--- Work to be completed ---
In the entries below, find each line with the word "icon" and pull it out.

--- Recorded data ---
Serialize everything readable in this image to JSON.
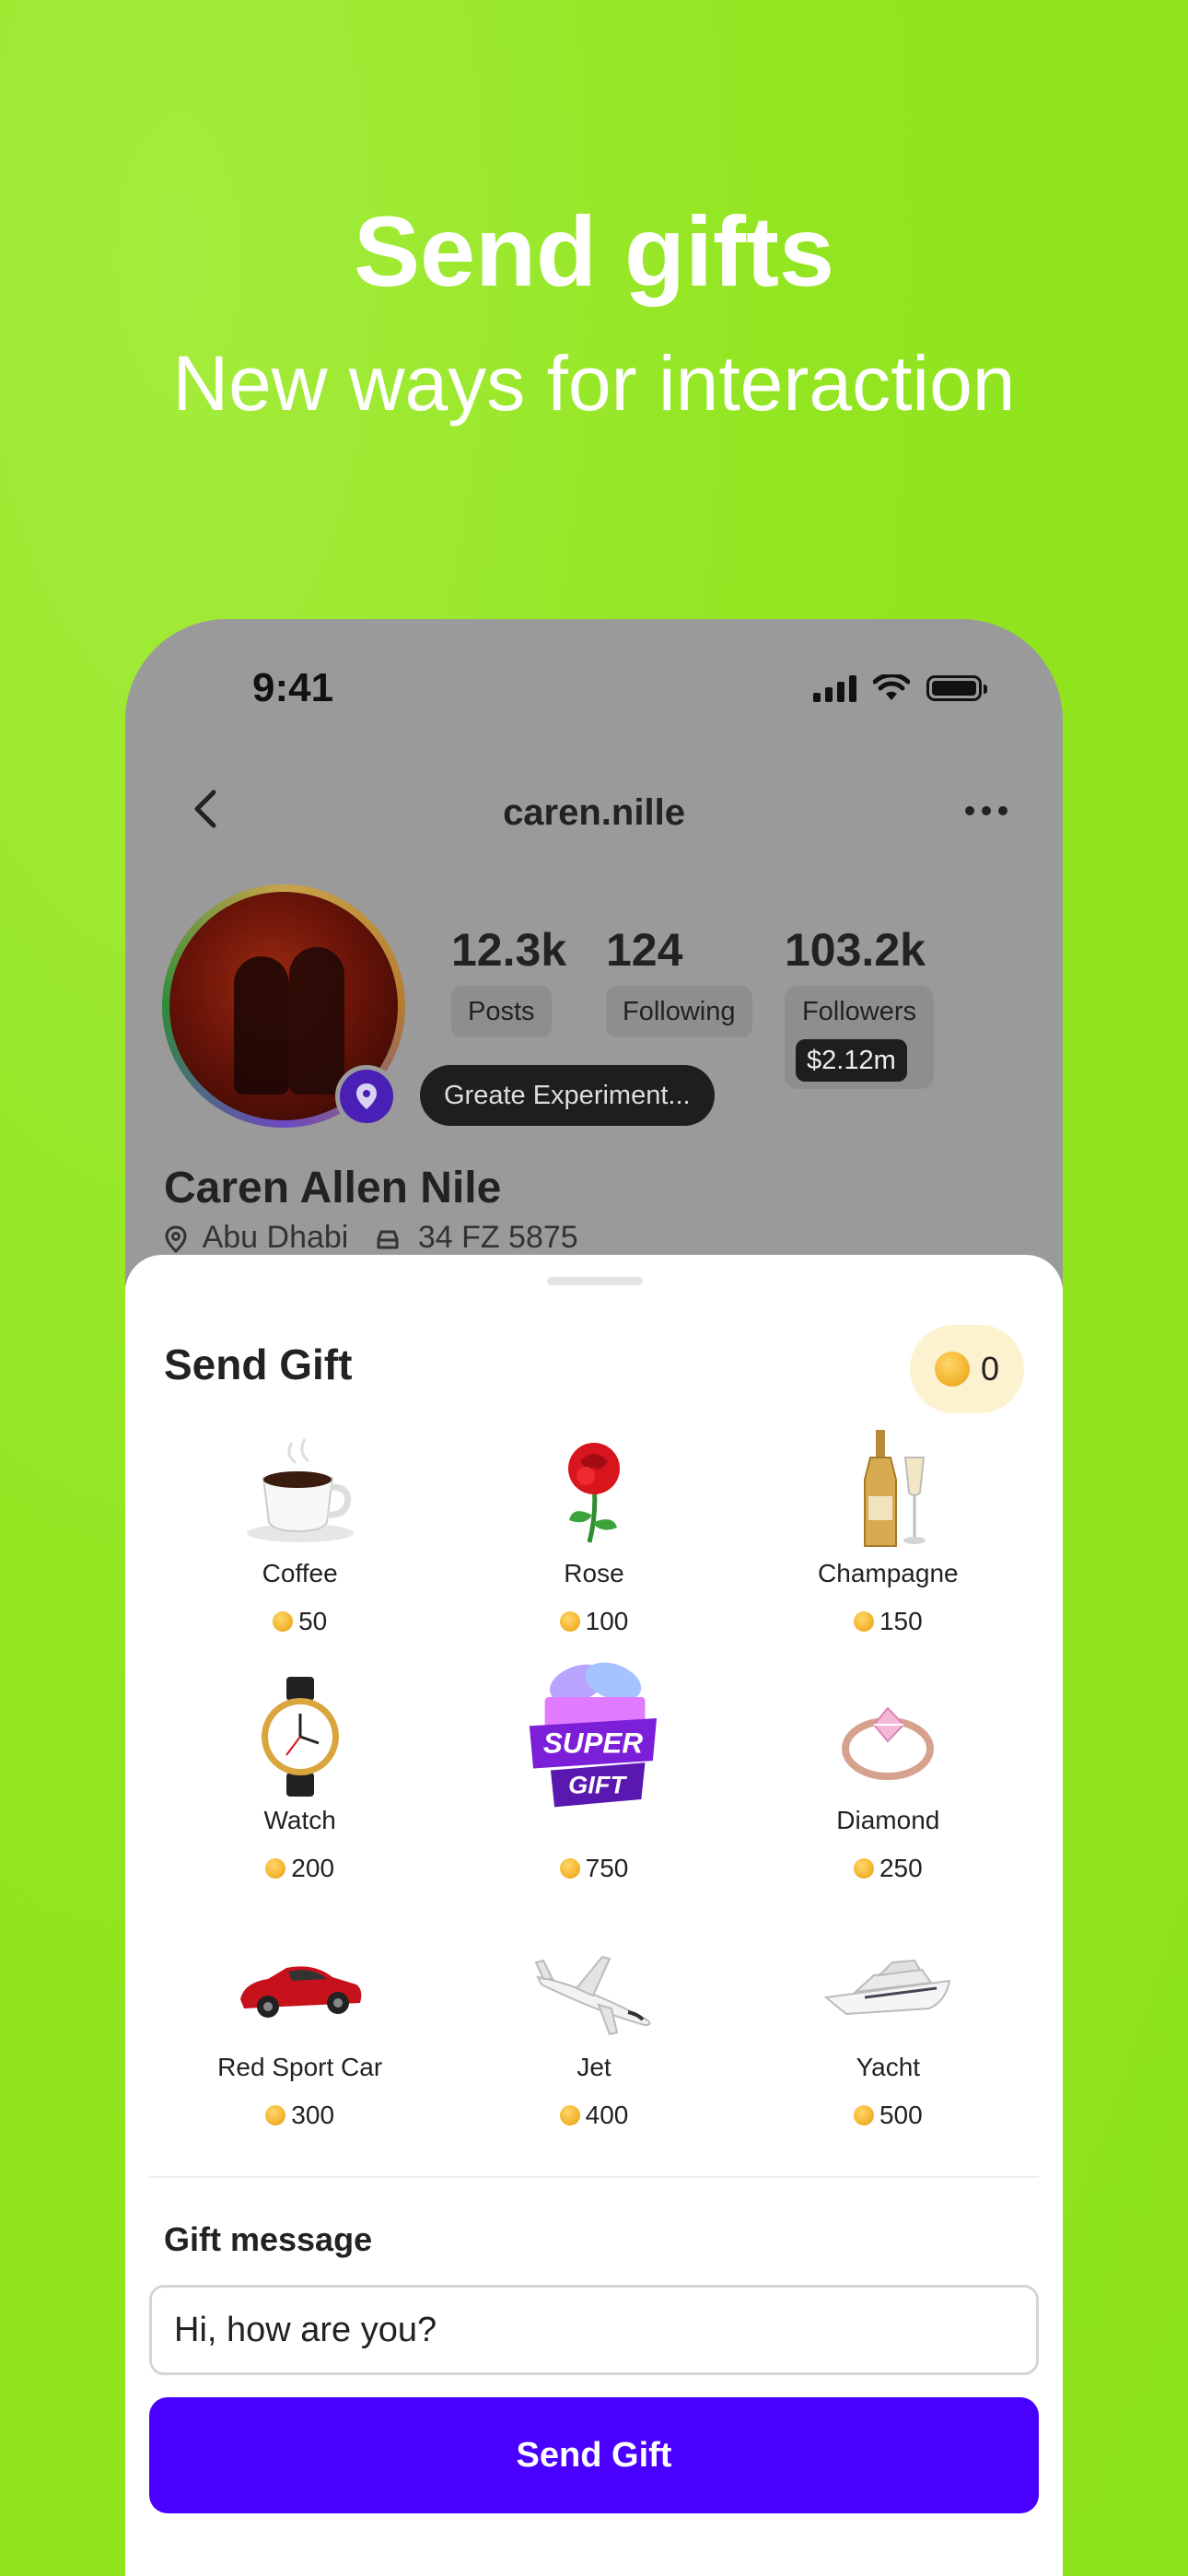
{
  "promo": {
    "title": "Send gifts",
    "subtitle": "New ways for interaction"
  },
  "status_bar": {
    "time": "9:41"
  },
  "nav": {
    "username": "caren.nille"
  },
  "profile": {
    "stats": [
      {
        "value": "12.3k",
        "label": "Posts"
      },
      {
        "value": "124",
        "label": "Following"
      },
      {
        "value": "103.2k",
        "label": "Followers",
        "earnings": "$2.12m"
      }
    ],
    "tooltip": "Greate Experiment...",
    "full_name": "Caren Allen Nile",
    "location": "Abu Dhabi",
    "plate": "34 FZ 5875"
  },
  "sheet": {
    "title": "Send Gift",
    "balance": "0",
    "gifts": [
      {
        "name": "Coffee",
        "price": "50",
        "icon": "coffee-icon"
      },
      {
        "name": "Rose",
        "price": "100",
        "icon": "rose-icon"
      },
      {
        "name": "Champagne",
        "price": "150",
        "icon": "champagne-icon"
      },
      {
        "name": "Watch",
        "price": "200",
        "icon": "watch-icon"
      },
      {
        "name": "",
        "price": "750",
        "icon": "super-gift-icon",
        "badge_top": "SUPER",
        "badge_bottom": "GIFT"
      },
      {
        "name": "Diamond",
        "price": "250",
        "icon": "diamond-ring-icon"
      },
      {
        "name": "Red Sport Car",
        "price": "300",
        "icon": "sport-car-icon"
      },
      {
        "name": "Jet",
        "price": "400",
        "icon": "jet-icon"
      },
      {
        "name": "Yacht",
        "price": "500",
        "icon": "yacht-icon"
      }
    ],
    "message_label": "Gift message",
    "message_value": "Hi, how are you?",
    "send_label": "Send Gift"
  },
  "colors": {
    "background": "#92e520",
    "primary": "#4a00ff",
    "coin": "#f2b22b",
    "balance_bg": "#fdf2cf"
  }
}
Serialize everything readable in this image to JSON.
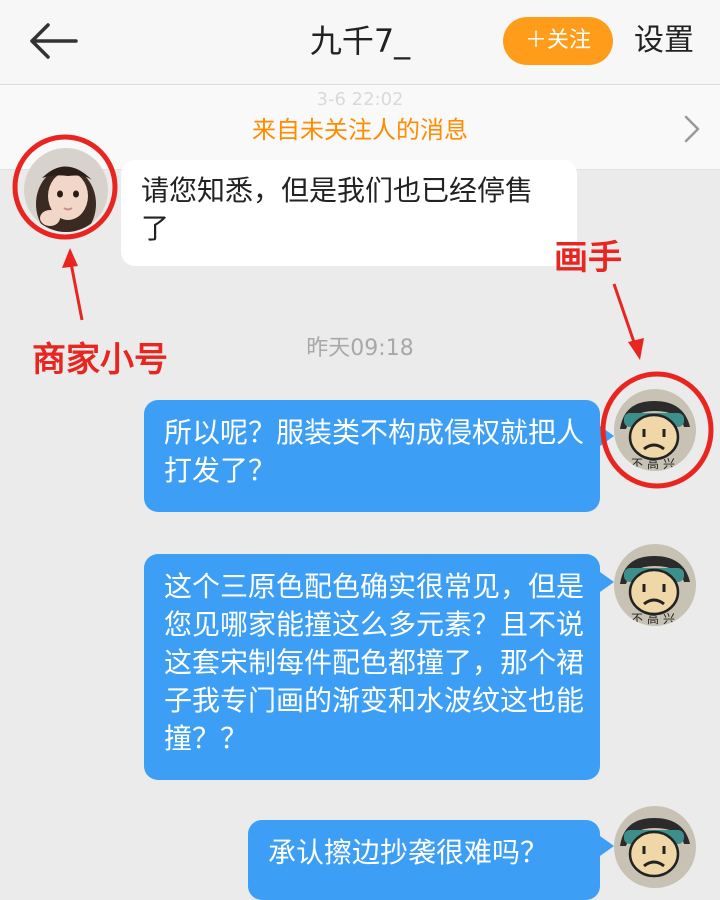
{
  "header": {
    "back_icon": "arrow-left-icon",
    "title": "九千7_",
    "follow_label": "＋关注",
    "settings_label": "设置",
    "accent_color": "#ff9c1a"
  },
  "notice": {
    "timestamp": "3-6 22:02",
    "text": "来自未关注人的消息",
    "chevron_icon": "chevron-right-icon"
  },
  "messages": [
    {
      "side": "left",
      "sender": "shop",
      "text": "请您知悉，但是我们也已经停售了"
    },
    {
      "side": "right",
      "sender": "painter",
      "text": "所以呢？服装类不构成侵权就把人打发了？"
    },
    {
      "side": "right",
      "sender": "painter",
      "text": "这个三原色配色确实很常见，但是您见哪家能撞这么多元素？且不说这套宋制每件配色都撞了，那个裙子我专门画的渐变和水波纹这也能撞？？"
    },
    {
      "side": "right",
      "sender": "painter",
      "text": "承认擦边抄袭很难吗？"
    }
  ],
  "time_divider": "昨天09:18",
  "painter_avatar_text": "不高兴",
  "annotations": {
    "shop_label": "商家小号",
    "painter_label": "画手",
    "color": "#e8251f"
  },
  "bubble_color": "#3d9ef5"
}
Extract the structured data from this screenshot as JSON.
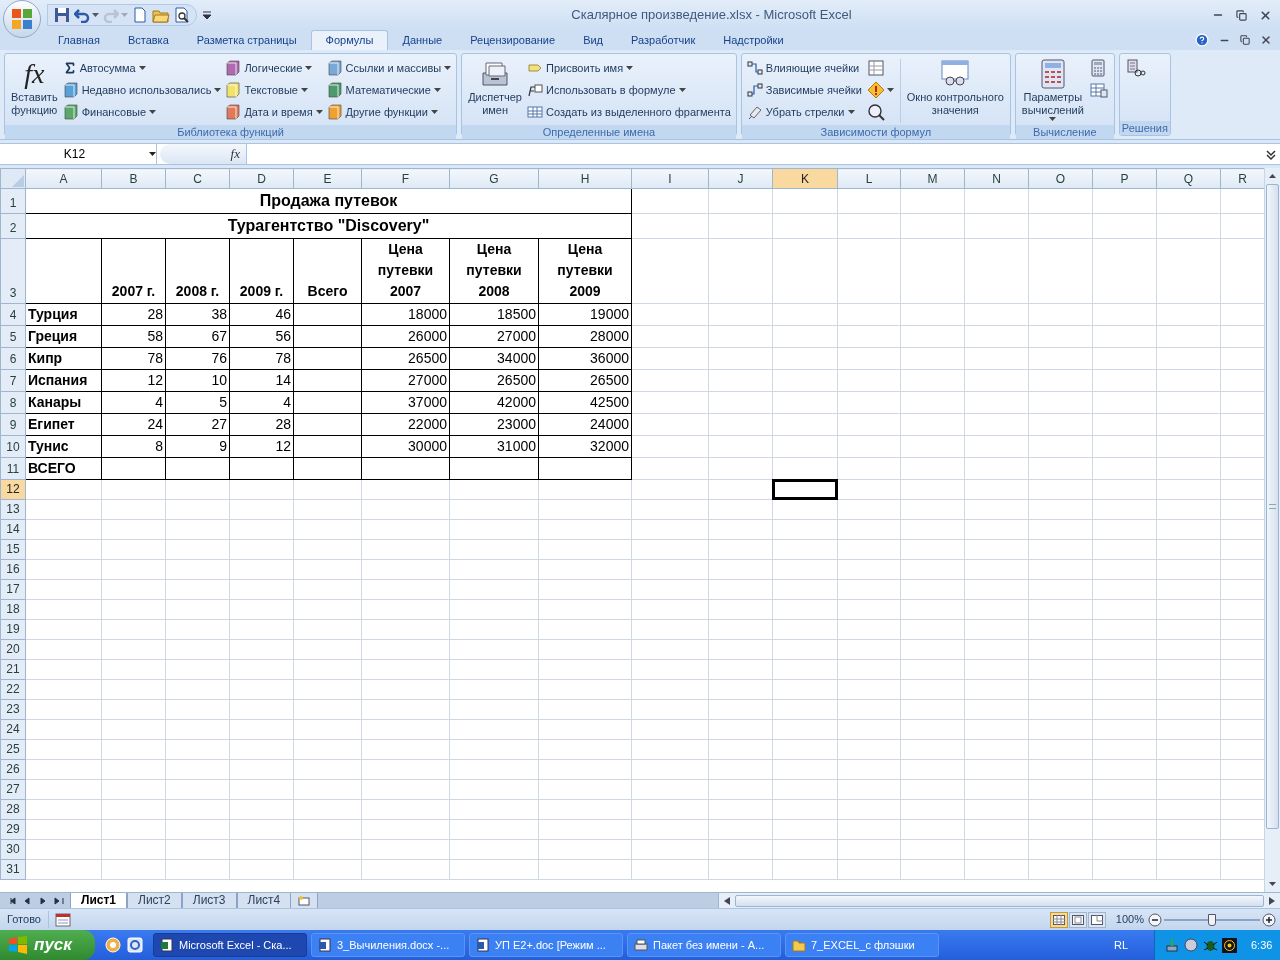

--- Answer to this task ---
        "icon": "coffee-icon"
        "icon": "rose-icon"
        "icon": "champagne-icon"
        "icon": "watch-icon"
        "icon": "super-gift-icon",
        "icon": "diamond-ring-icon"
        "icon": "sport-car-icon"
        "icon": "jet-icon"
        "icon": "yacht-icon"
    "back_icon": "arrow-left-icon",
    "chevron_icon": "chevron-right-icon"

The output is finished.